### WHAT YOU NEED TO DO
In the entries below, count every line containing "currentValue". Return the number and nothing else.

### MATERIAL FOR THE TASK
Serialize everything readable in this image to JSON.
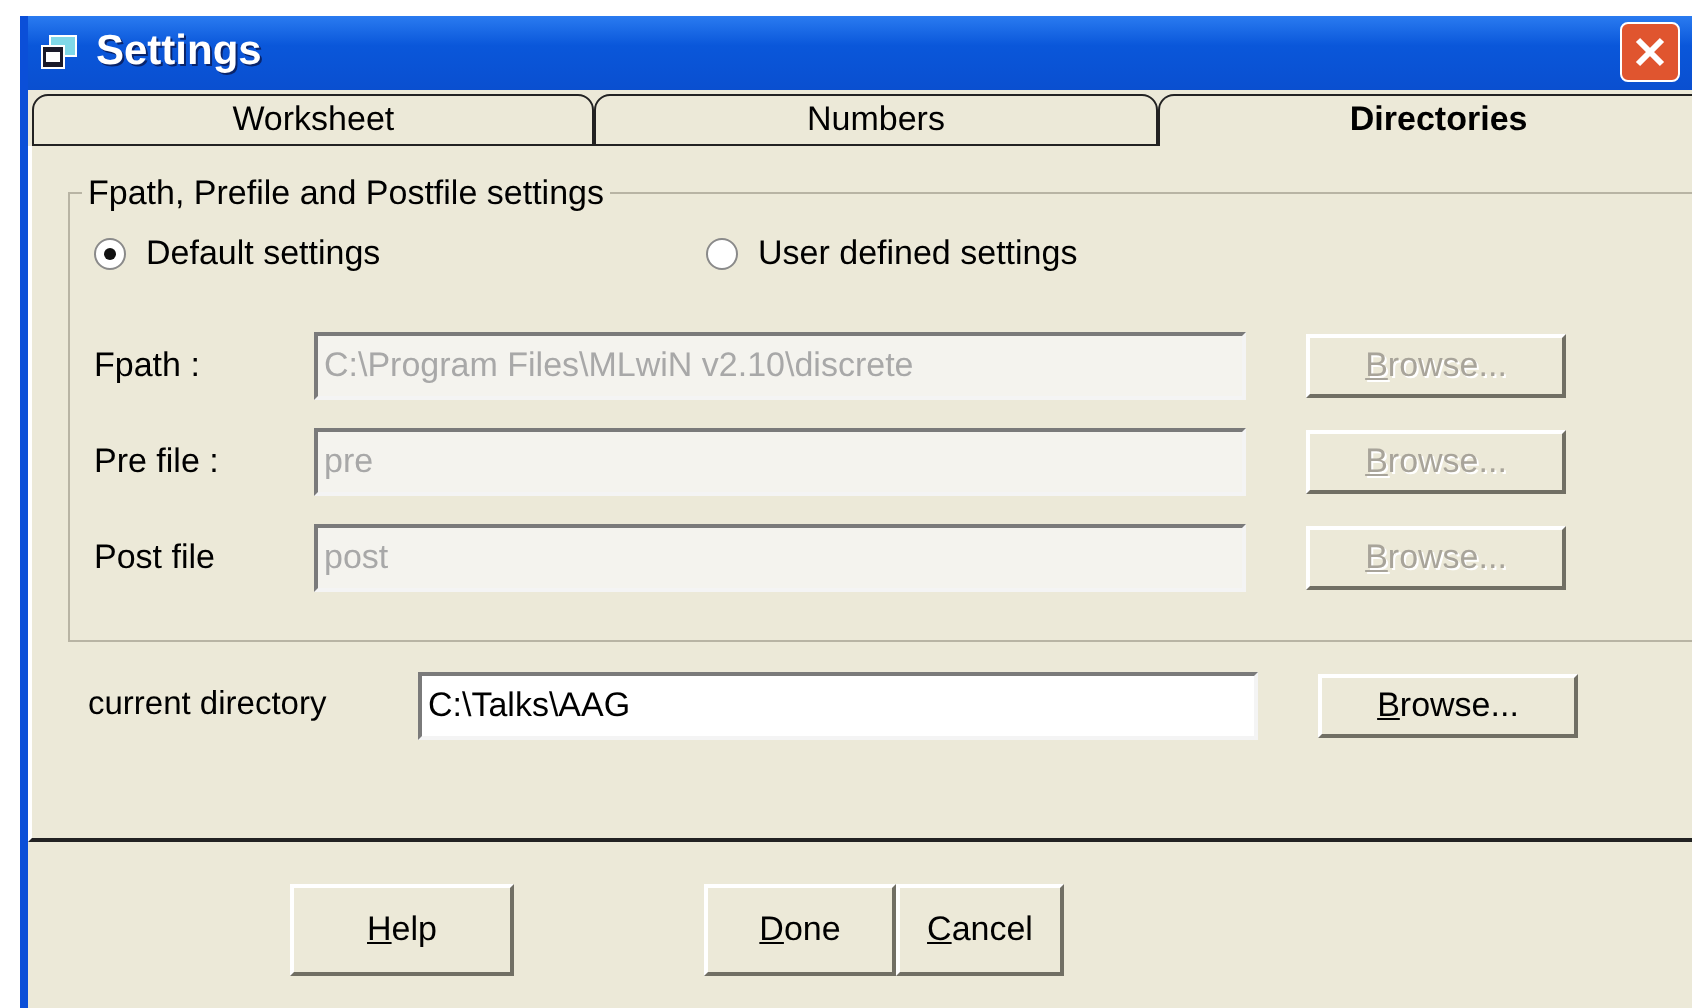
{
  "window": {
    "title": "Settings"
  },
  "tabs": [
    {
      "label": "Worksheet",
      "selected": false
    },
    {
      "label": "Numbers",
      "selected": false
    },
    {
      "label": "Directories",
      "selected": true
    }
  ],
  "group": {
    "title": "Fpath, Prefile and Postfile settings",
    "radios": [
      {
        "label": "Default settings",
        "selected": true
      },
      {
        "label": "User defined settings",
        "selected": false
      }
    ],
    "fields": [
      {
        "label": "Fpath :",
        "value": "C:\\Program Files\\MLwiN v2.10\\discrete",
        "disabled": true,
        "button": "Browse..."
      },
      {
        "label": "Pre file :",
        "value": "pre",
        "disabled": true,
        "button": "Browse..."
      },
      {
        "label": "Post file",
        "value": "post",
        "disabled": true,
        "button": "Browse..."
      }
    ]
  },
  "current_directory": {
    "label": "current directory",
    "value": "C:\\Talks\\AAG",
    "disabled": false,
    "button": "Browse..."
  },
  "buttons": [
    {
      "label": "Help"
    },
    {
      "label": "Done"
    },
    {
      "label": "Cancel"
    }
  ]
}
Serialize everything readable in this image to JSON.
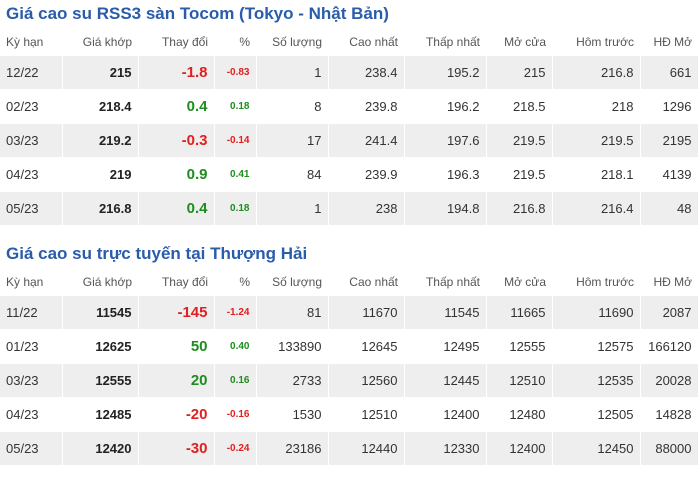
{
  "colors": {
    "title": "#2a5caa",
    "positive": "#1e8c1e",
    "negative": "#e02020",
    "row_alt": "#eeeeee"
  },
  "headers": [
    "Kỳ hạn",
    "Giá khớp",
    "Thay đổi",
    "%",
    "Số lượng",
    "Cao nhất",
    "Thấp nhất",
    "Mở cửa",
    "Hôm trước",
    "HĐ Mở"
  ],
  "tables": [
    {
      "title": "Giá cao su RSS3 sàn Tocom (Tokyo - Nhật Bản)",
      "rows": [
        {
          "term": "12/22",
          "price": "215",
          "change": "-1.8",
          "pct": "-0.83",
          "direction": "down",
          "volume": "1",
          "high": "238.4",
          "low": "195.2",
          "open": "215",
          "prev": "216.8",
          "oi": "661"
        },
        {
          "term": "02/23",
          "price": "218.4",
          "change": "0.4",
          "pct": "0.18",
          "direction": "up",
          "volume": "8",
          "high": "239.8",
          "low": "196.2",
          "open": "218.5",
          "prev": "218",
          "oi": "1296"
        },
        {
          "term": "03/23",
          "price": "219.2",
          "change": "-0.3",
          "pct": "-0.14",
          "direction": "down",
          "volume": "17",
          "high": "241.4",
          "low": "197.6",
          "open": "219.5",
          "prev": "219.5",
          "oi": "2195"
        },
        {
          "term": "04/23",
          "price": "219",
          "change": "0.9",
          "pct": "0.41",
          "direction": "up",
          "volume": "84",
          "high": "239.9",
          "low": "196.3",
          "open": "219.5",
          "prev": "218.1",
          "oi": "4139"
        },
        {
          "term": "05/23",
          "price": "216.8",
          "change": "0.4",
          "pct": "0.18",
          "direction": "up",
          "volume": "1",
          "high": "238",
          "low": "194.8",
          "open": "216.8",
          "prev": "216.4",
          "oi": "48"
        }
      ]
    },
    {
      "title": "Giá cao su trực tuyến tại Thượng Hải",
      "rows": [
        {
          "term": "11/22",
          "price": "11545",
          "change": "-145",
          "pct": "-1.24",
          "direction": "down",
          "volume": "81",
          "high": "11670",
          "low": "11545",
          "open": "11665",
          "prev": "11690",
          "oi": "2087"
        },
        {
          "term": "01/23",
          "price": "12625",
          "change": "50",
          "pct": "0.40",
          "direction": "up",
          "volume": "133890",
          "high": "12645",
          "low": "12495",
          "open": "12555",
          "prev": "12575",
          "oi": "166120"
        },
        {
          "term": "03/23",
          "price": "12555",
          "change": "20",
          "pct": "0.16",
          "direction": "up",
          "volume": "2733",
          "high": "12560",
          "low": "12445",
          "open": "12510",
          "prev": "12535",
          "oi": "20028"
        },
        {
          "term": "04/23",
          "price": "12485",
          "change": "-20",
          "pct": "-0.16",
          "direction": "down",
          "volume": "1530",
          "high": "12510",
          "low": "12400",
          "open": "12480",
          "prev": "12505",
          "oi": "14828"
        },
        {
          "term": "05/23",
          "price": "12420",
          "change": "-30",
          "pct": "-0.24",
          "direction": "down",
          "volume": "23186",
          "high": "12440",
          "low": "12330",
          "open": "12400",
          "prev": "12450",
          "oi": "88000"
        }
      ]
    }
  ]
}
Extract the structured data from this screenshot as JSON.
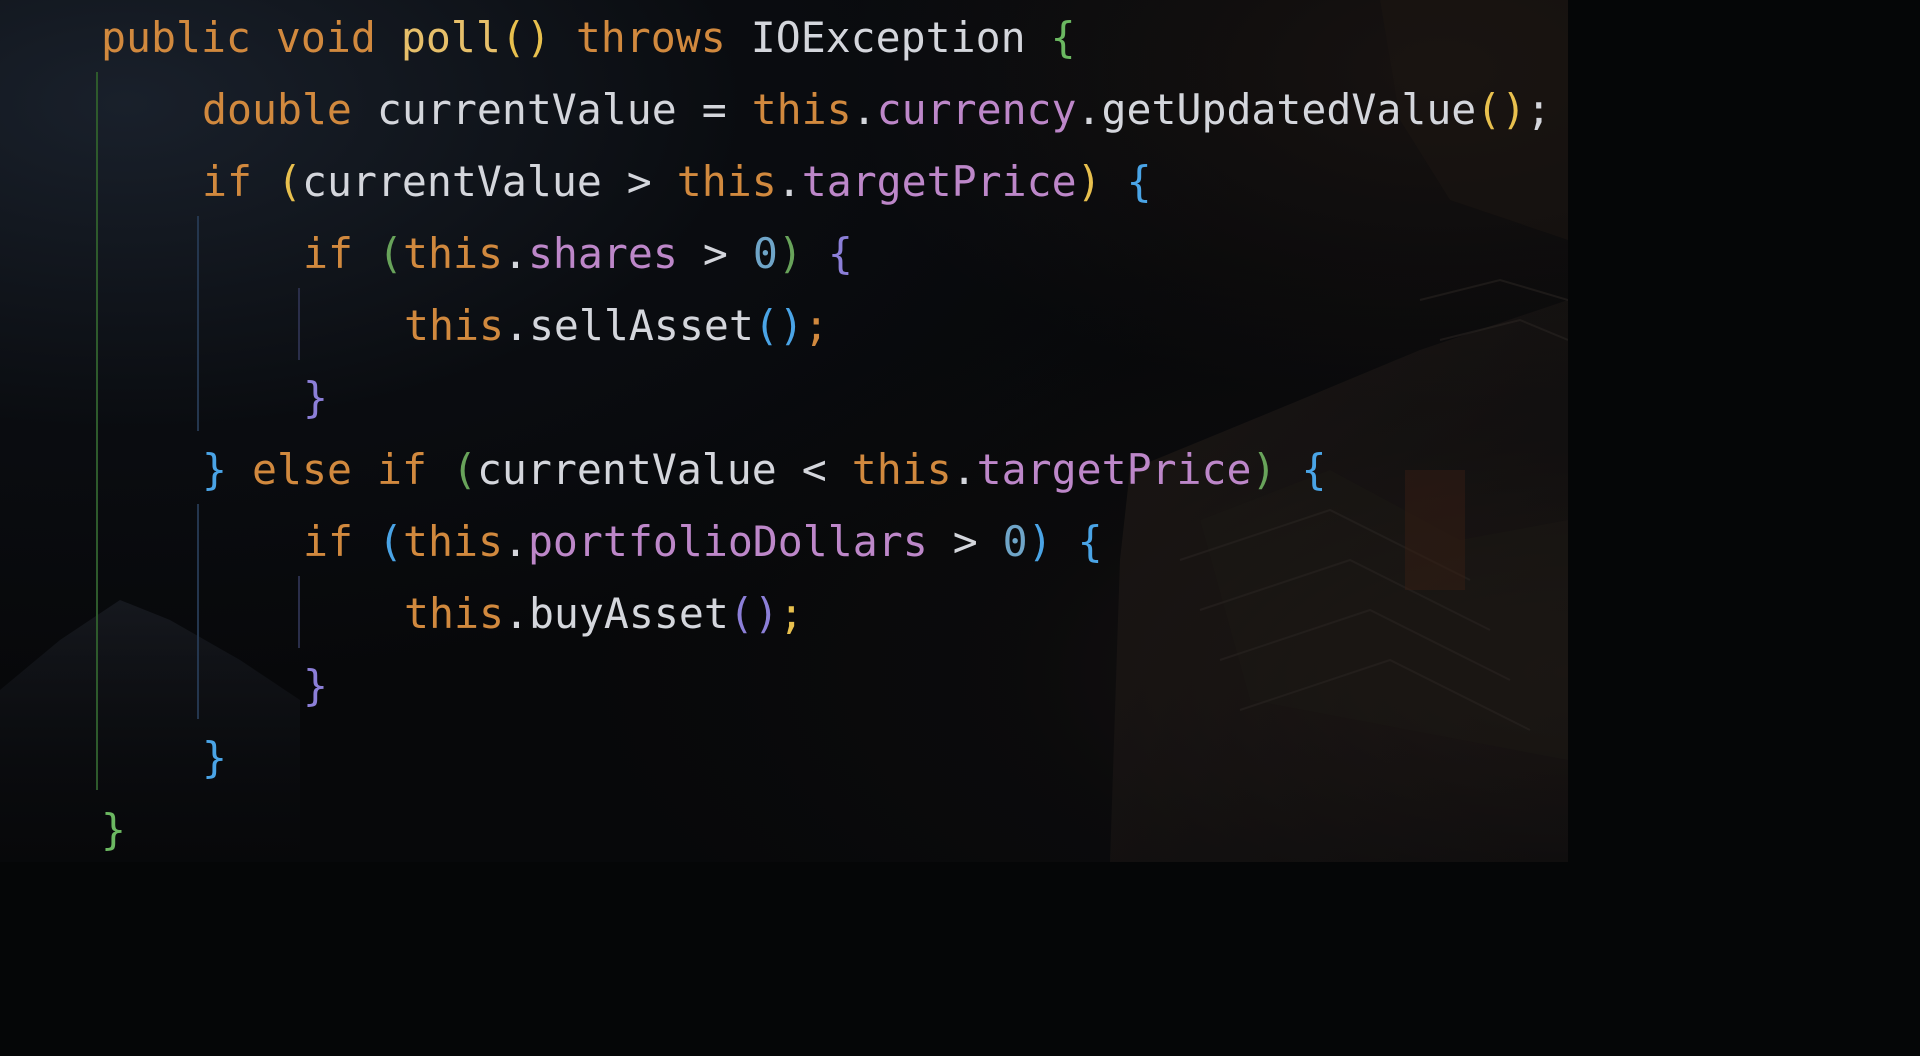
{
  "editor": {
    "language": "java",
    "theme_colors": {
      "keyword": "#d1893e",
      "method": "#e6bf6a",
      "field": "#bd87c9",
      "number": "#6fa5c8",
      "text": "#d4d6dc",
      "bracket_gold": "#e8c04e",
      "bracket_blue": "#4aa4e6",
      "bracket_green": "#68a35a",
      "bracket_purple": "#8c7fd8"
    },
    "lines": [
      {
        "indent": 1,
        "tokens": [
          {
            "t": "public",
            "c": "kw"
          },
          {
            "t": " ",
            "c": "plain"
          },
          {
            "t": "void",
            "c": "kw"
          },
          {
            "t": " ",
            "c": "plain"
          },
          {
            "t": "poll",
            "c": "fn"
          },
          {
            "t": "()",
            "c": "b1"
          },
          {
            "t": " ",
            "c": "plain"
          },
          {
            "t": "throws",
            "c": "kw"
          },
          {
            "t": " ",
            "c": "plain"
          },
          {
            "t": "IOException",
            "c": "cls"
          },
          {
            "t": " ",
            "c": "plain"
          },
          {
            "t": "{",
            "c": "bgreen"
          }
        ]
      },
      {
        "indent": 2,
        "tokens": [
          {
            "t": "double",
            "c": "kw"
          },
          {
            "t": " currentValue = ",
            "c": "plain"
          },
          {
            "t": "this",
            "c": "kw"
          },
          {
            "t": ".",
            "c": "plain"
          },
          {
            "t": "currency",
            "c": "fld"
          },
          {
            "t": ".getUpdatedValue",
            "c": "plain"
          },
          {
            "t": "()",
            "c": "b1"
          },
          {
            "t": ";",
            "c": "plain"
          }
        ]
      },
      {
        "indent": 2,
        "tokens": [
          {
            "t": "if",
            "c": "kw"
          },
          {
            "t": " ",
            "c": "plain"
          },
          {
            "t": "(",
            "c": "b1"
          },
          {
            "t": "currentValue > ",
            "c": "plain"
          },
          {
            "t": "this",
            "c": "kw"
          },
          {
            "t": ".",
            "c": "plain"
          },
          {
            "t": "targetPrice",
            "c": "fld"
          },
          {
            "t": ")",
            "c": "b1"
          },
          {
            "t": " ",
            "c": "plain"
          },
          {
            "t": "{",
            "c": "b2"
          }
        ]
      },
      {
        "indent": 3,
        "tokens": [
          {
            "t": "if",
            "c": "kw"
          },
          {
            "t": " ",
            "c": "plain"
          },
          {
            "t": "(",
            "c": "b3"
          },
          {
            "t": "this",
            "c": "kw"
          },
          {
            "t": ".",
            "c": "plain"
          },
          {
            "t": "shares",
            "c": "fld"
          },
          {
            "t": " > ",
            "c": "plain"
          },
          {
            "t": "0",
            "c": "num"
          },
          {
            "t": ")",
            "c": "b3"
          },
          {
            "t": " ",
            "c": "plain"
          },
          {
            "t": "{",
            "c": "b4"
          }
        ]
      },
      {
        "indent": 4,
        "tokens": [
          {
            "t": "this",
            "c": "kw"
          },
          {
            "t": ".sellAsset",
            "c": "plain"
          },
          {
            "t": "()",
            "c": "b2"
          },
          {
            "t": ";",
            "c": "kw"
          }
        ]
      },
      {
        "indent": 3,
        "tokens": [
          {
            "t": "}",
            "c": "b4"
          }
        ]
      },
      {
        "indent": 2,
        "tokens": [
          {
            "t": "}",
            "c": "b2"
          },
          {
            "t": " ",
            "c": "plain"
          },
          {
            "t": "else",
            "c": "kw"
          },
          {
            "t": " ",
            "c": "plain"
          },
          {
            "t": "if",
            "c": "kw"
          },
          {
            "t": " ",
            "c": "plain"
          },
          {
            "t": "(",
            "c": "b3"
          },
          {
            "t": "currentValue < ",
            "c": "plain"
          },
          {
            "t": "this",
            "c": "kw"
          },
          {
            "t": ".",
            "c": "plain"
          },
          {
            "t": "targetPrice",
            "c": "fld"
          },
          {
            "t": ")",
            "c": "b3"
          },
          {
            "t": " ",
            "c": "plain"
          },
          {
            "t": "{",
            "c": "b2"
          }
        ]
      },
      {
        "indent": 3,
        "tokens": [
          {
            "t": "if",
            "c": "kw"
          },
          {
            "t": " ",
            "c": "plain"
          },
          {
            "t": "(",
            "c": "b2"
          },
          {
            "t": "this",
            "c": "kw"
          },
          {
            "t": ".",
            "c": "plain"
          },
          {
            "t": "portfolioDollars",
            "c": "fld"
          },
          {
            "t": " > ",
            "c": "plain"
          },
          {
            "t": "0",
            "c": "num"
          },
          {
            "t": ")",
            "c": "b2"
          },
          {
            "t": " ",
            "c": "plain"
          },
          {
            "t": "{",
            "c": "b2"
          }
        ]
      },
      {
        "indent": 4,
        "tokens": [
          {
            "t": "this",
            "c": "kw"
          },
          {
            "t": ".buyAsset",
            "c": "plain"
          },
          {
            "t": "()",
            "c": "b4"
          },
          {
            "t": ";",
            "c": "b1"
          }
        ]
      },
      {
        "indent": 3,
        "tokens": [
          {
            "t": "}",
            "c": "b4"
          }
        ]
      },
      {
        "indent": 2,
        "tokens": [
          {
            "t": "}",
            "c": "b2"
          }
        ]
      },
      {
        "indent": 1,
        "tokens": [
          {
            "t": "}",
            "c": "bgreen"
          }
        ]
      }
    ]
  }
}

### REPLY TO THE TASK
3